Don’t mess with the elk.That’s the object lesson offered by the strange tale of the renegade elk in today’s paper.
Lori and Jeff Limebeer have enjoyed the wildlife wandering through their front yard in Chaparral Highlands for years. So when a curiously solitary female paused in their front yard and stared impassively at Lori as she watered the flowers, she wasn’t worried. In fact, she got her camera and snapped a few photos.
Abruptly, the elk charged — for reasons that remain mysterious.
The elk knocked her to the ground and started kicking her. Fortunately, Jeff heard his wife’s cries and rushed out of the house in his PJs to drive off the errant elk.
Game and Fish officials say that they will shoot the elk if they can find her, although they admit she will probably disappear into the crowd of normally well-behaved herbivores.
The incident serves as a reminder of the care we must all take in living in Rim Country, where encounters with elk, javelina, deer and even bears, coyotes and mountain lions comes with the territory. Most of us live here precisely because we treasure that pristine sense of wildness exemplified by the sight of an elk in the twilight — even the haunting call echoing through the dark trees in the fall.
Many of us came from other places — busy places with traffic jams and acres of asphalt, where you can go all year without once hearing the sound of a stream. Some of us have lived all our lives here, so that the sound of wind through the leaves and the rustle of something moving in the underbrush has become essential. Either way, the natural world that comforts us has its own, necessary rules.
So don’t feed the elk — or the javelina or the deer or the raccoons. Don’t try to turn them into free-ranging pets. Respect the boundaries of their world and of ours.
Maybe that means you can’t have the rose bed you would in some other, tidy, trampled corner of the world. Maybe you must turn the vegetable garden into a fortress — and keep the cat indoors.
So when you settle in Rim Country, you can give up traffic jams, 115-degree summer days and obsessive interest in the crime report.
But up here, you’ve got new neighbors to which you have to adjust. So, please — don’t mess with the elk.
Towns build a relationship
Such a difference a year makes. Well, make that two years. In any case, one of Arizona’s most dysfunctional municipal relationships has been transformed into a remarkable partnership.
We’re talking about the relationship between Payson and Star Valley, who have become partners on issues of vital concerns to their residents.

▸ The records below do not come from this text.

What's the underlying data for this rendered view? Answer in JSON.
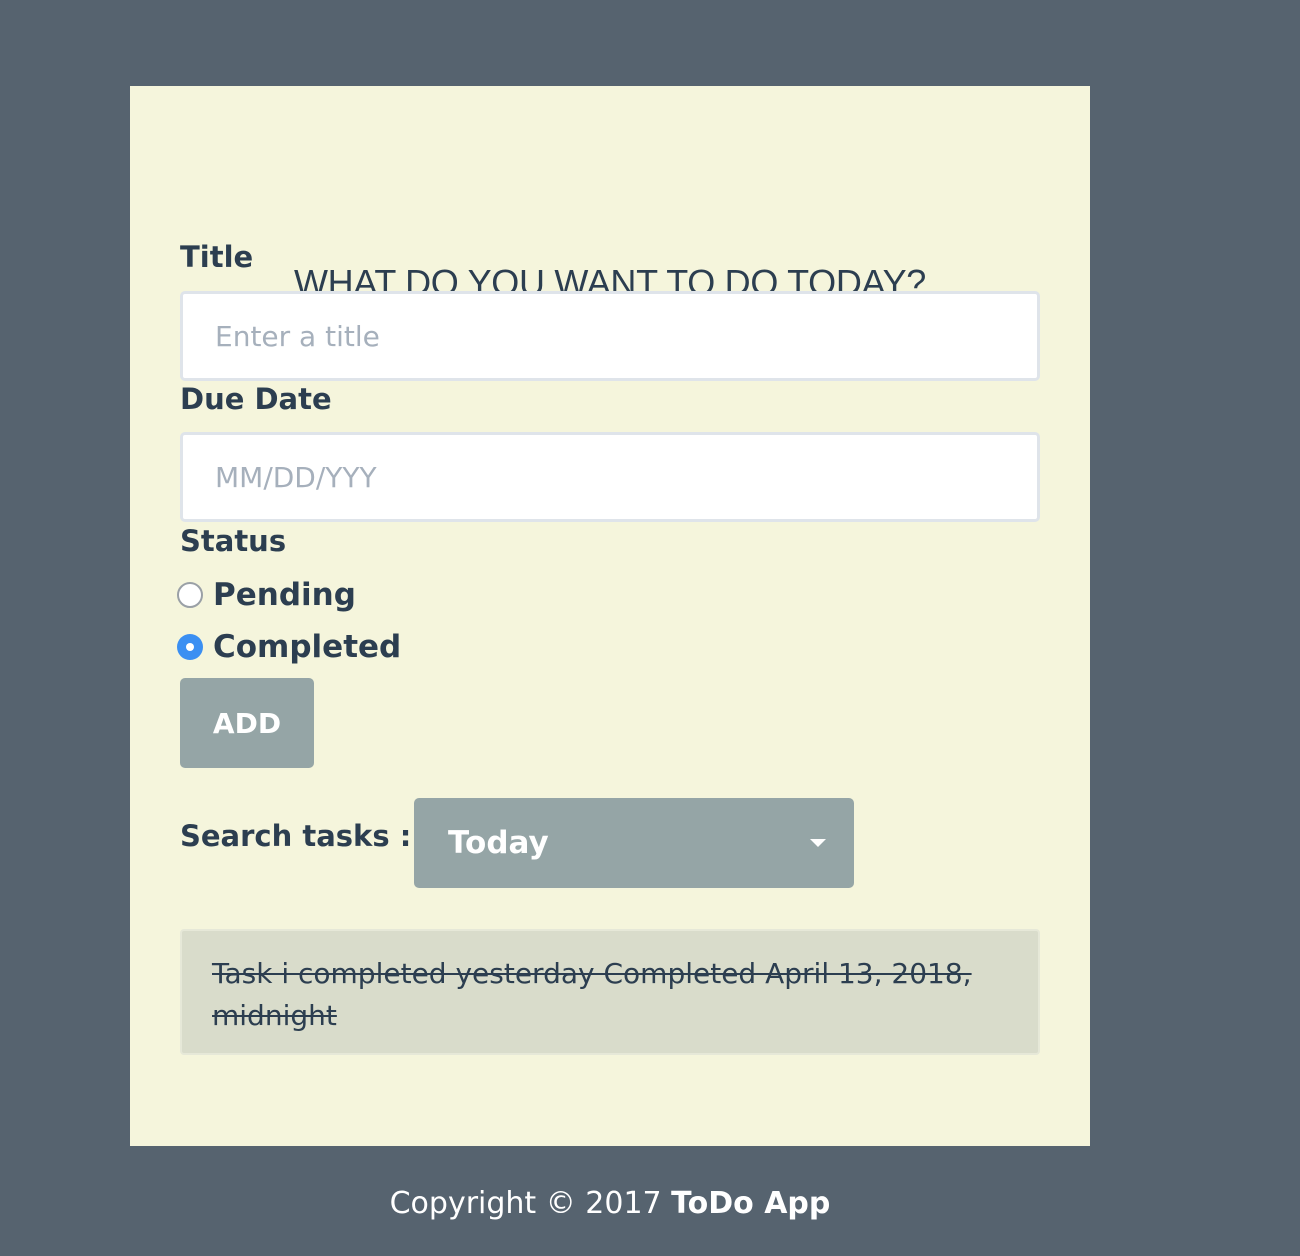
{
  "form": {
    "heading": "WHAT DO YOU WANT TO DO TODAY?",
    "title_label": "Title",
    "title_placeholder": "Enter a title",
    "due_date_label": "Due Date",
    "due_date_placeholder": "MM/DD/YYY",
    "status_label": "Status",
    "status_options": [
      {
        "label": "Pending",
        "selected": false
      },
      {
        "label": "Completed",
        "selected": true
      }
    ],
    "add_button_label": "ADD"
  },
  "search": {
    "label": "Search tasks :",
    "selected_option": "Today"
  },
  "tasks": [
    {
      "text": "Task i completed yesterday Completed April 13, 2018, midnight",
      "completed": true
    }
  ],
  "footer": {
    "prefix": "Copyright © 2017",
    "brand": "ToDo App"
  },
  "colors": {
    "page_background": "#56636f",
    "card_background": "#f5f5dc",
    "button_background": "#95a5a6",
    "radio_selected": "#3b8ff2",
    "text_dark": "#2c3e50"
  }
}
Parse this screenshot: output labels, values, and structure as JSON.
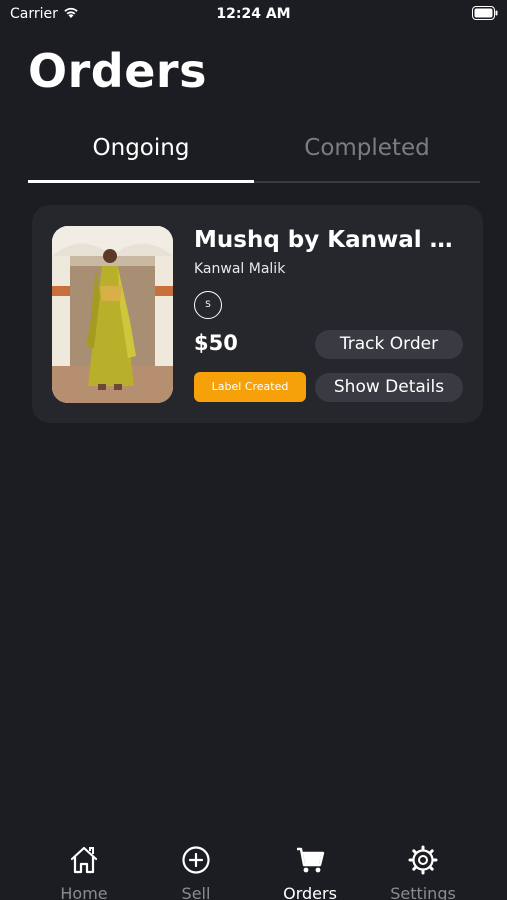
{
  "status_bar": {
    "carrier": "Carrier",
    "time": "12:24 AM"
  },
  "page": {
    "title": "Orders"
  },
  "tabs": [
    {
      "label": "Ongoing",
      "active": true
    },
    {
      "label": "Completed",
      "active": false
    }
  ],
  "order": {
    "product_name": "Mushq by Kanwal M...",
    "seller": "Kanwal Malik",
    "size": "S",
    "price": "$50",
    "status": "Label Created",
    "track_label": "Track Order",
    "details_label": "Show Details"
  },
  "nav": [
    {
      "label": "Home",
      "icon": "home-icon"
    },
    {
      "label": "Sell",
      "icon": "plus-circle-icon"
    },
    {
      "label": "Orders",
      "icon": "cart-icon",
      "active": true
    },
    {
      "label": "Settings",
      "icon": "gear-icon"
    }
  ],
  "colors": {
    "background": "#1c1d22",
    "card": "#26272d",
    "status_badge": "#f6a10a",
    "button": "#3a3b42",
    "inactive_text": "#7c7d82"
  }
}
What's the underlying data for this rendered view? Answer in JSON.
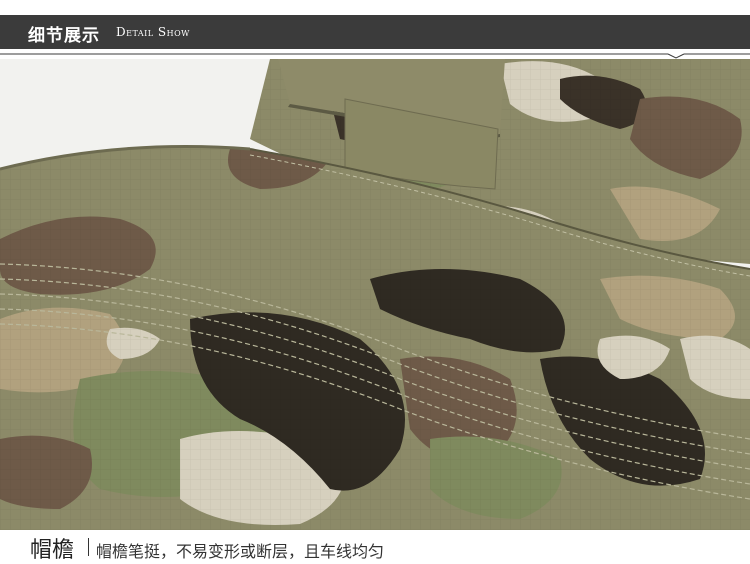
{
  "header": {
    "title": "细节展示",
    "subtitle": "Detail Show"
  },
  "photo": {
    "subject": "camouflage-cap-brim",
    "colors": {
      "base": "#8c8a68",
      "dark": "#2f2a22",
      "brown": "#6e5a48",
      "light": "#d6d0be",
      "green": "#7f8a5e",
      "tan": "#b1a17e"
    }
  },
  "caption": {
    "title": "帽檐",
    "description": "帽檐笔挺，不易变形或断层，且车线均匀"
  }
}
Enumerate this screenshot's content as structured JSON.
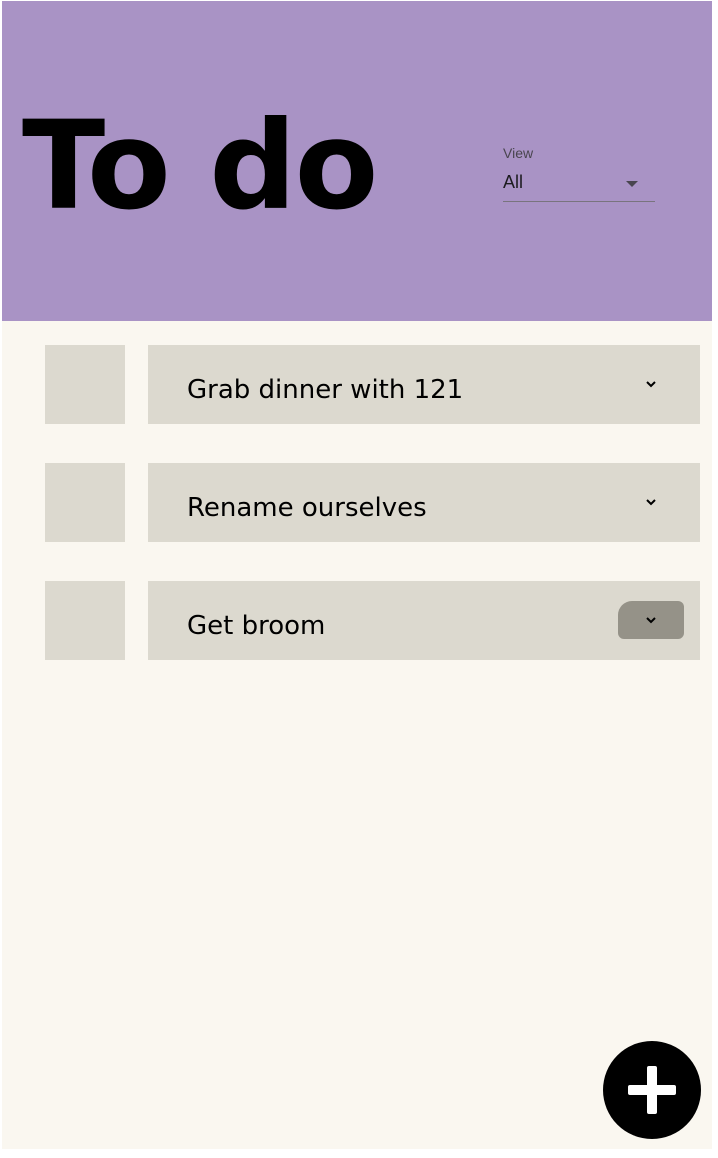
{
  "header": {
    "title": "To do",
    "background_color": "#a993c5"
  },
  "view_select": {
    "label": "View",
    "value": "All",
    "icon": "caret-down-icon"
  },
  "tasks": [
    {
      "text": "Grab dinner with 121",
      "expand_icon": "chevron-down-icon",
      "expanded_hover": false
    },
    {
      "text": "Rename ourselves",
      "expand_icon": "chevron-down-icon",
      "expanded_hover": false
    },
    {
      "text": "Get broom",
      "expand_icon": "chevron-down-icon",
      "expanded_hover": true
    }
  ],
  "fab": {
    "icon": "plus-icon",
    "color": "#000000"
  },
  "colors": {
    "background": "#faf7f0",
    "card": "#dcd9cf",
    "active_button": "#959288"
  }
}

Star Valley and Payson have climbed into the same lifeboat, when it comes to the building a campus here. Star Valley came to the rescue of the college plan after Gov. Jan Brewer inexplicably vetoed a bill that would have allowed ASU to partner with Payson. Star Valley responded quickly when Payson asked its neighbor to help set up the legal structure that will make the college possible. In return, Star Valley will appoint three of the six members of the board that will actually run the Separate Legal Entity that will act as the landlord for ASU and all the ancillary businesses.
In that case, Star Valley acted with vision and intelligence. Contrast that with Gila County’s weird, ultimately self-defeating reaction to the same offer. The supervisors dithered and so lost a chance to participate.
Star Valley’s efforts to end the overblown water wars with its neighbor offers additional evidence that times have changed. Recall that Star Valley’s incorporation was spurred largely by concerns Payson would use the Tower Well to pump Star Valley’s water table dry.
The shift resulted in Payson’s recent offer to sign an agreement limiting future use of the Tower Well and to turn over three other, so-far-unused wells for the bargain basement price of $100,000.
Council members have raised some legitimate questions. For starters, Star Valley would have to get easements across private land to actually use the three wells. Moreover, the town could have trouble actually selling the water, given Brooke Utilities’ exclusive right to sell water in most areas within the town boundaries.
But those questions miss the point: The agreement will forever set to rest the fear that Payson’s Tower Well will drain the water table. Moreover, once Star Valley solves the access problem, the new wells could provide a backup water supply.
The council majority ultimately voted to continue negotiations with Payson and we hope this will result in an agreement that serves the interests of both towns.
Either way, the growing links between the towns and the increasingly sensible attitudes of the two councils bodes well for Rim Country’s future — where few of the important problems pay much attention to boundaries.